verb (used with object), un·clothed or un·clad [uhn-klad] /ʌnˈklæd/, un·cloth·ing.

to strip of clothes.
to remove a covering from; lay bare; uncover.

Origin of unclothe

First recorded in 1250–1300, unclothe is from the Middle English word unclothen. See un-2, clothe
Dictionary.com Unabridged Based on the Random House Unabridged Dictionary, © Random House, Inc. 2019

Examples from the Web for unclothed

Historical Examples of unclothed

  • Save for a wisp of rag about the loins, his body was unclothed, and glistened in the wet.

    The Lost Continent

    C. J. Cutcliffe Hyne

  • It is for this we groan, not that we would be unclothed, but clothed upon.

    The Great Commission

    C. H. (Charles Henry) Mackintosh

  • The women join the dance, cavorting about unclothed, just as the men do.

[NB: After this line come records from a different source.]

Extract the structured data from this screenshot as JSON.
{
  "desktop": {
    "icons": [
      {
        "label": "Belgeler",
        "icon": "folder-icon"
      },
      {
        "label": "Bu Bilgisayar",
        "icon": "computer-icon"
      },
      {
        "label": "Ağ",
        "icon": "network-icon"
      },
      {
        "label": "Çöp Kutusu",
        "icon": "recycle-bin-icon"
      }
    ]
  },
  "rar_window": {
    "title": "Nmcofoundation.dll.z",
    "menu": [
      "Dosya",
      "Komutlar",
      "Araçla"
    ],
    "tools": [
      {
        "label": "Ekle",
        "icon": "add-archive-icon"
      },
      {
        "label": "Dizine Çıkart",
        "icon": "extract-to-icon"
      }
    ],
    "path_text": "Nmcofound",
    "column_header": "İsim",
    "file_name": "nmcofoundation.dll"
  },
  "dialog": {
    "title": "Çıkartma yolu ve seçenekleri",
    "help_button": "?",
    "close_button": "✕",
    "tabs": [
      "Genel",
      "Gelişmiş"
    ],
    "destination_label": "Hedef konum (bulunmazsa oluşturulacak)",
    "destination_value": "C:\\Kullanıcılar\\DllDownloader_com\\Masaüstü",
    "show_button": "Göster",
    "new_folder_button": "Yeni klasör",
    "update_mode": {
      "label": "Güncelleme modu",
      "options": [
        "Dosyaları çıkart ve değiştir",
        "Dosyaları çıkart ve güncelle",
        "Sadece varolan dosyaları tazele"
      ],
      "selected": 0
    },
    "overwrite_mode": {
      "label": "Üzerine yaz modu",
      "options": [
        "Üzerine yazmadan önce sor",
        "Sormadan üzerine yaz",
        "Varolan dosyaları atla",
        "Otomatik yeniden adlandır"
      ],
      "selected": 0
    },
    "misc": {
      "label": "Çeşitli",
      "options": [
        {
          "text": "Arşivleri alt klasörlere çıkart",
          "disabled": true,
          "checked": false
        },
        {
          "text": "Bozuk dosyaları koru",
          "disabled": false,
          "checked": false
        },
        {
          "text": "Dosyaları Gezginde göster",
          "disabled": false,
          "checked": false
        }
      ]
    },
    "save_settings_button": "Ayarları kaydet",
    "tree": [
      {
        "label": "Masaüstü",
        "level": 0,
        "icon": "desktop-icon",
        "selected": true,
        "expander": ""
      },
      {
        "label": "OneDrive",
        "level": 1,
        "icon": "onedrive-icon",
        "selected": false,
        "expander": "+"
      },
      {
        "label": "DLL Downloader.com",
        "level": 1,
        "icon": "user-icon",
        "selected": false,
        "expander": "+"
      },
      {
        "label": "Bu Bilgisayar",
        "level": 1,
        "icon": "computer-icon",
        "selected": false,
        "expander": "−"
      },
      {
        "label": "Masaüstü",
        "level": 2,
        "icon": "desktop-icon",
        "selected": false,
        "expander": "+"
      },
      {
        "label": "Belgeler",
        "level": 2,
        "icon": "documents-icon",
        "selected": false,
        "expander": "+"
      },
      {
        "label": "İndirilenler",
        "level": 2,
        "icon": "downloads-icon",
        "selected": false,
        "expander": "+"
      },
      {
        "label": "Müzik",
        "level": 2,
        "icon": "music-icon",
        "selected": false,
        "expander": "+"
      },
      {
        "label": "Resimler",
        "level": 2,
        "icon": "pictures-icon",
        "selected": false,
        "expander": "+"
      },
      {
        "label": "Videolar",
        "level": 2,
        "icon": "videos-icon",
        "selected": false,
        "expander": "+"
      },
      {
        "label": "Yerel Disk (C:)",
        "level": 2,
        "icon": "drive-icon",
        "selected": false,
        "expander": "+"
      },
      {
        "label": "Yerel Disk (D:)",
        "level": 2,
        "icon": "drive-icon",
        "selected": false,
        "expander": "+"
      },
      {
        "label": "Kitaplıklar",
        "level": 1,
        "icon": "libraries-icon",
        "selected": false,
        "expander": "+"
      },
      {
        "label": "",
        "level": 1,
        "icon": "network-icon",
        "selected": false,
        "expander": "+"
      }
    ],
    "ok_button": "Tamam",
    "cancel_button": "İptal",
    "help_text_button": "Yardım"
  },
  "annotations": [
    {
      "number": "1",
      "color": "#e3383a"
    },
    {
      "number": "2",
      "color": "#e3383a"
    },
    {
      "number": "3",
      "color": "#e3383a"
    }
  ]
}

    The Land of Tomorrow

    William B Stephenson, Jr.

  • I have seen her unclothed, I have seen her costumed only in her alabaster skin.

    The Wolf Cub

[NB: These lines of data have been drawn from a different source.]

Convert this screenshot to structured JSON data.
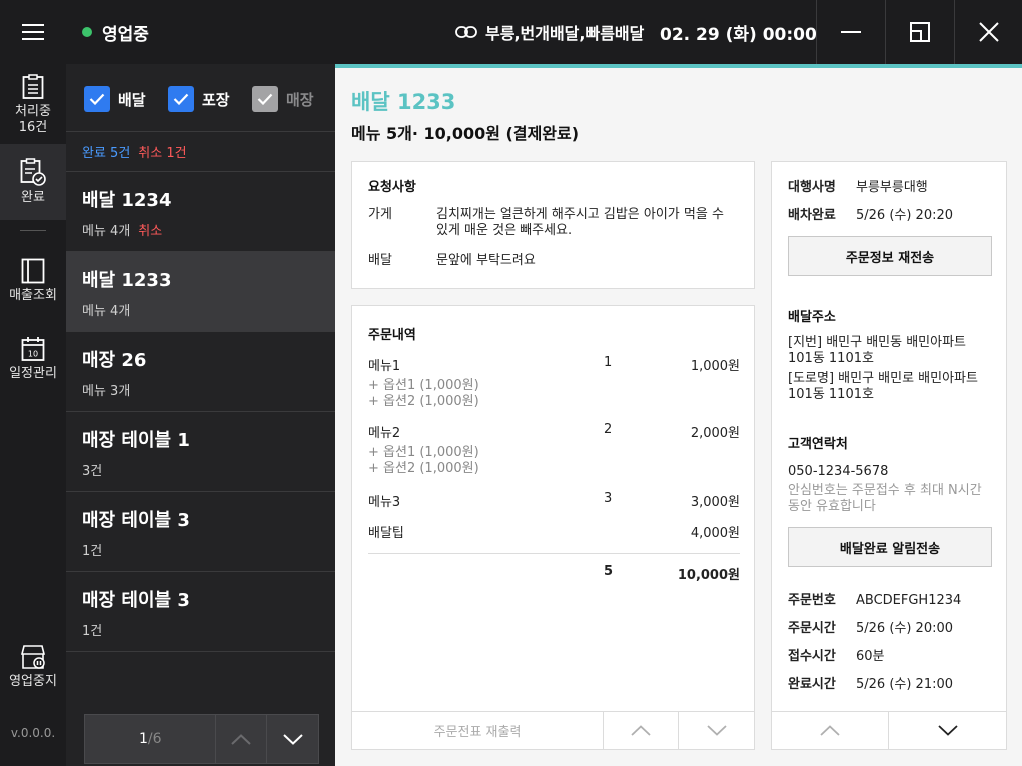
{
  "header": {
    "status": "영업중",
    "agency": "부릉,번개배달,빠름배달",
    "datetime": "02. 29 (화) 00:00",
    "accent_color": "#5bc3c3",
    "status_color": "#3cc36b"
  },
  "nav": {
    "items": [
      {
        "label": "처리중\n16건",
        "icon": "list-icon"
      },
      {
        "label": "완료",
        "icon": "completed-list-icon"
      },
      {
        "label": "매출조회",
        "icon": "sales-icon"
      },
      {
        "label": "일정관리",
        "icon": "calendar-icon"
      }
    ],
    "processing_label_1": "처리중",
    "processing_label_2": "16건",
    "done_label": "완료",
    "sales_label": "매출조회",
    "schedule_label": "일정관리",
    "calendar_day": "10",
    "store_pause_label": "영업중지",
    "version": "v.0.0.0."
  },
  "filters": {
    "delivery": "배달",
    "takeout": "포장",
    "store": "매장"
  },
  "counts": {
    "done": "완료 5건",
    "cancel": "취소 1건"
  },
  "orders": [
    {
      "title": "배달 1234",
      "sub": "메뉴 4개",
      "badge": "취소"
    },
    {
      "title": "배달 1233",
      "sub": "메뉴 4개",
      "badge": ""
    },
    {
      "title": "매장 26",
      "sub": "메뉴 3개",
      "badge": ""
    },
    {
      "title": "매장 테이블 1",
      "sub": "3건",
      "badge": ""
    },
    {
      "title": "매장 테이블 3",
      "sub": "1건",
      "badge": ""
    },
    {
      "title": "매장 테이블 3",
      "sub": "1건",
      "badge": ""
    }
  ],
  "pager": {
    "current": "1",
    "total": "/6"
  },
  "detail": {
    "title": "배달 1233",
    "summary": "메뉴 5개· 10,000원 (결제완료)",
    "request": {
      "title": "요청사항",
      "store_key": "가게",
      "store_value": "김치찌개는 얼큰하게 해주시고 김밥은 아이가 먹을 수 있게 매운 것은 빼주세요.",
      "delivery_key": "배달",
      "delivery_value": "문앞에 부탁드려요"
    },
    "items": {
      "title": "주문내역",
      "rows": [
        {
          "name": "메뉴1",
          "qty": "1",
          "price": "1,000원",
          "options": [
            "+ 옵션1 (1,000원)",
            "+ 옵션2 (1,000원)"
          ]
        },
        {
          "name": "메뉴2",
          "qty": "2",
          "price": "2,000원",
          "options": [
            "+ 옵션1 (1,000원)",
            "+ 옵션2 (1,000원)"
          ]
        },
        {
          "name": "메뉴3",
          "qty": "3",
          "price": "3,000원",
          "options": []
        }
      ],
      "tip_label": "배달팁",
      "tip_price": "4,000원",
      "total_qty": "5",
      "total_price": "10,000원",
      "reprint": "주문전표 재출력"
    },
    "info": {
      "agency_key": "대행사명",
      "agency_value": "부릉부릉대행",
      "dispatch_key": "배차완료",
      "dispatch_value": "5/26 (수) 20:20",
      "resend_button": "주문정보 재전송",
      "address_title": "배달주소",
      "address_jibun": "[지번] 배민구 배민동 배민아파트 101동 1101호",
      "address_road": "[도로명] 배민구 배민로 배민아파트 101동 1101호",
      "contact_title": "고객연락처",
      "phone": "050-1234-5678",
      "phone_note": "안심번호는 주문접수 후 최대 N시간 동안 유효합니다",
      "notify_button": "배달완료 알림전송",
      "order_no_key": "주문번호",
      "order_no_value": "ABCDEFGH1234",
      "order_time_key": "주문시간",
      "order_time_value": "5/26 (수) 20:00",
      "accept_key": "접수시간",
      "accept_value": "60분",
      "complete_key": "완료시간",
      "complete_value": "5/26 (수) 21:00"
    }
  }
}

    Patrick Casey

  • He was unclothed, save for a tiger skin about his muscular waist.

    Autobiography of a YOGI

    Paramhansa Yogananda

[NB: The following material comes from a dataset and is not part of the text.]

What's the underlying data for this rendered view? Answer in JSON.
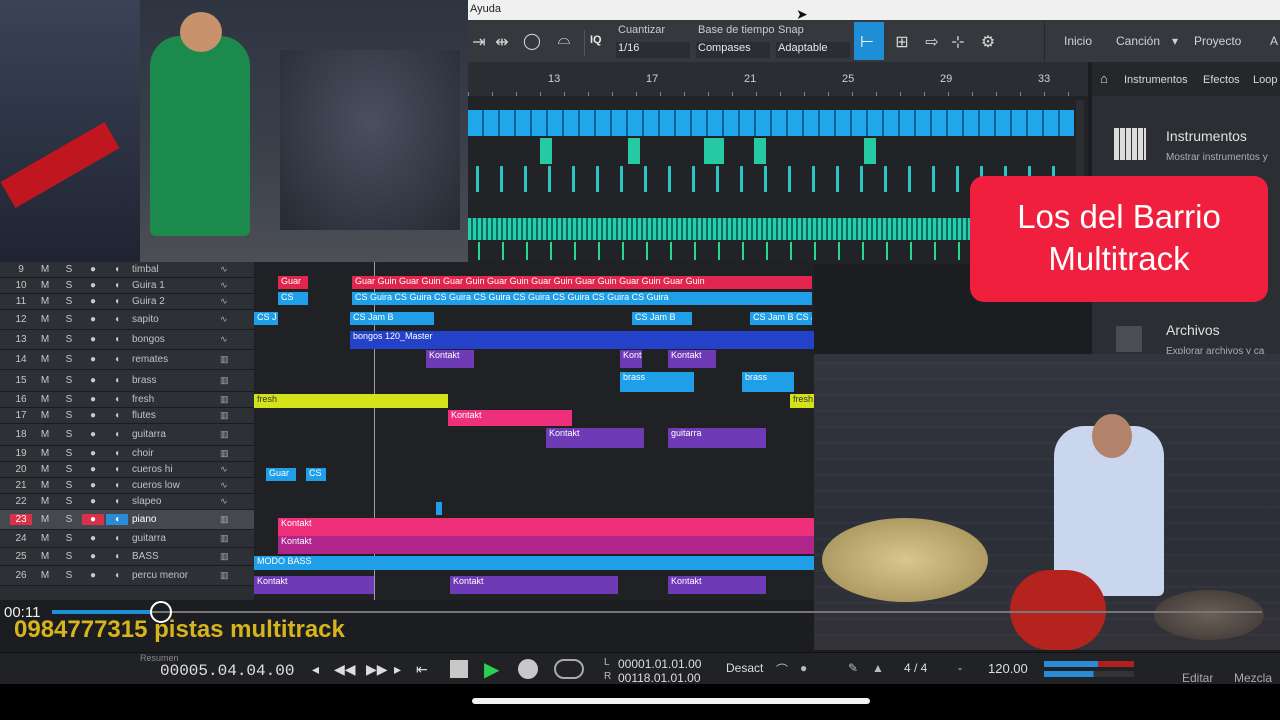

British Dictionary definitions for unclothed


verb -clothes, -clothing, -clothed or -clad (tr)

to take off garments from; strip
to uncover or lay bare
Collins English Dictionary - Complete & Unabridged 2012 Digital Edition © William Collins Sons & Co. Ltd. 1979, 1986 © HarperCollins Publishers 1998, 2000, 2003, 2005, 2006, 2007, 2009, 2012

Word Origin and History for unclothed



c.1300, uncloþe (transitive), from un- (2) + clothe (v.). Refl. sense is attested from late 14c. Related: Unclothed; unclothing.

Online Etymology Dictionary, © 2010 Douglas Harper